To the angel of the church in Laodicea write: “These are the words of the Amen, the faithful and true witness, the ruler of God’s creation. I know your deeds, that you are neither cold nor hot. I wish you were either one or the other! So, because you are lukewarm—neither hot nor cold—I am about to spit you out of my mouth. You say, ‘I am rich; I have acquired wealth and do not need a thing.’ But you do not realize that you are wretched, pitiful, poor, blind and naked. I counsel you to buy from me gold refined in the fire, so you can become rich; and white clothes to wear, so you can cover your shameful nakedness; and salve to put on your eyes, so you can see. Those whom I love I rebuke and discipline. So be earnest and repent. Here I am! I stand at the door and knock. If anyone hears my voice and opens the door, I will come in and eat with that person, and they with me. To the one who is victorious, I will give the right to sit with me on my throne, just as I was victorious and sat down with my Father on his throne. Whoever has ears, let them hear what the Spirit says to the churches.” (Rev. 3.13-22 NIV)

So we are to count the costs so that we can finish the work that we have started and we are to guard our saltiness so that we remain wise in the ways in which we walk and serve. And at the same time we need to take care that we do not confuse position or choices with mission, for when we do, we loose both.

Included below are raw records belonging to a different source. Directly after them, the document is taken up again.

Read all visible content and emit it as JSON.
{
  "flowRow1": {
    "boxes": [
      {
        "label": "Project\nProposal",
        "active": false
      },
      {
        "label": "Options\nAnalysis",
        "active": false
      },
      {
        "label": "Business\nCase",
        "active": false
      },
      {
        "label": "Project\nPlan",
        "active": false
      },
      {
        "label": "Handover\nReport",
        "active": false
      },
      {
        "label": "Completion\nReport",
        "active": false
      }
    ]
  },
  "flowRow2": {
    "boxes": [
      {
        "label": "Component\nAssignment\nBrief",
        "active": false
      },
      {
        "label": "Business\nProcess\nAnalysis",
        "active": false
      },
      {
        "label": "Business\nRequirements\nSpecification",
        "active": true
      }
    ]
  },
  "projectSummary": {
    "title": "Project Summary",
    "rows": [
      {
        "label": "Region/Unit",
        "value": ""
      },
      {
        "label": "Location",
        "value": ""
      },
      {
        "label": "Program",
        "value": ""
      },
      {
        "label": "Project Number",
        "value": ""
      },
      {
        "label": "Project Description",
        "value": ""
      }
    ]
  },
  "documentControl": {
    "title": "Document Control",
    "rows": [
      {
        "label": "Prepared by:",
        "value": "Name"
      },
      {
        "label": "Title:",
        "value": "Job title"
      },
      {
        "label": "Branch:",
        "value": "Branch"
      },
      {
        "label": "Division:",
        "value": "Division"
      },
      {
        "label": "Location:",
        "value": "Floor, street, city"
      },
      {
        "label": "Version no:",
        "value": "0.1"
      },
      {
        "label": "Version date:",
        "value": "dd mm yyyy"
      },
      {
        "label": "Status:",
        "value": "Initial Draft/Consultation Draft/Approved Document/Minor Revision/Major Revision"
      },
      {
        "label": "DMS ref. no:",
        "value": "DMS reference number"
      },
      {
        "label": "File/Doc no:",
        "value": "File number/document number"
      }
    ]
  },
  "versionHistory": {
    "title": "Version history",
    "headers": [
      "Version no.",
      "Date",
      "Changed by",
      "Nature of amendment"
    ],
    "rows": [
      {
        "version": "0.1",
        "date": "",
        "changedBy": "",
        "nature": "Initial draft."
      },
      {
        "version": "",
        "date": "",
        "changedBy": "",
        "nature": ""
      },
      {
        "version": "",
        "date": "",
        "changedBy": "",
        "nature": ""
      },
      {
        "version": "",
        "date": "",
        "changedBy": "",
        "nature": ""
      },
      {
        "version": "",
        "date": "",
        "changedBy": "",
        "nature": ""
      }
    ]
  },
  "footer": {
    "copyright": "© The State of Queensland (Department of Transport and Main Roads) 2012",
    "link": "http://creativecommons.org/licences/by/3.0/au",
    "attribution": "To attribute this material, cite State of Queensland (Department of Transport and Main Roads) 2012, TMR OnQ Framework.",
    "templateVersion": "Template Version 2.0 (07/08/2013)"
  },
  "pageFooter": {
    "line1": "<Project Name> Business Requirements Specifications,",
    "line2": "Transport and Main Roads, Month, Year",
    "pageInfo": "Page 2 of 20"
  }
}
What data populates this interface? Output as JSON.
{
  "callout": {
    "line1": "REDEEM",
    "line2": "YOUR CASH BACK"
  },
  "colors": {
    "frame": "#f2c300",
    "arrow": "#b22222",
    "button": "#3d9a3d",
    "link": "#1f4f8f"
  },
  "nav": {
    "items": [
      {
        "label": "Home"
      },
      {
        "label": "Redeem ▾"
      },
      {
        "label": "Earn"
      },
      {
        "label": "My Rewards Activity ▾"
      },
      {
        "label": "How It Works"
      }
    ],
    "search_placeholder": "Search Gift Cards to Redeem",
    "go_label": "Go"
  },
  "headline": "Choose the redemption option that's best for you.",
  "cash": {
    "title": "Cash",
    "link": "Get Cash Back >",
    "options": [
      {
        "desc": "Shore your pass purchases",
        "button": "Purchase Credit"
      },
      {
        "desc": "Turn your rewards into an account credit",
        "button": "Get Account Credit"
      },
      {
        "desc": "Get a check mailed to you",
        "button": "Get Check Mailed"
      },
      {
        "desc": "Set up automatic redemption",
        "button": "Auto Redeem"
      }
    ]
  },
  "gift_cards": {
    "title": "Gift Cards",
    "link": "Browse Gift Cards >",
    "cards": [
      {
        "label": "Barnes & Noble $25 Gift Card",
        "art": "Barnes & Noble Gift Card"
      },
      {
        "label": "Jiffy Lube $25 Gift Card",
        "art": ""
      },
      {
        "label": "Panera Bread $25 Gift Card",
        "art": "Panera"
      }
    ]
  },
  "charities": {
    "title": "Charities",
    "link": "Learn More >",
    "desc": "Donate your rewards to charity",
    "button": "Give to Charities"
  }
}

We are we ready to have friends in low places? Are we ready to deny ourselves and take up our crosses with Christ and follow him up the hill? Are we at least ready to heat up or cool off? God calls his people to the hardest places and spaces on the battlefield. We are all on temporary assignment. Where we were a year ago is not where we are now and where we are now is not where we will be a year from now. We will be called away from high positions at tables from parties and celebrations. We will be called from the hospitals, the battlefields and other places of pain, suffering and death. Count the cost, check your fuel because home, it is still a hike from here.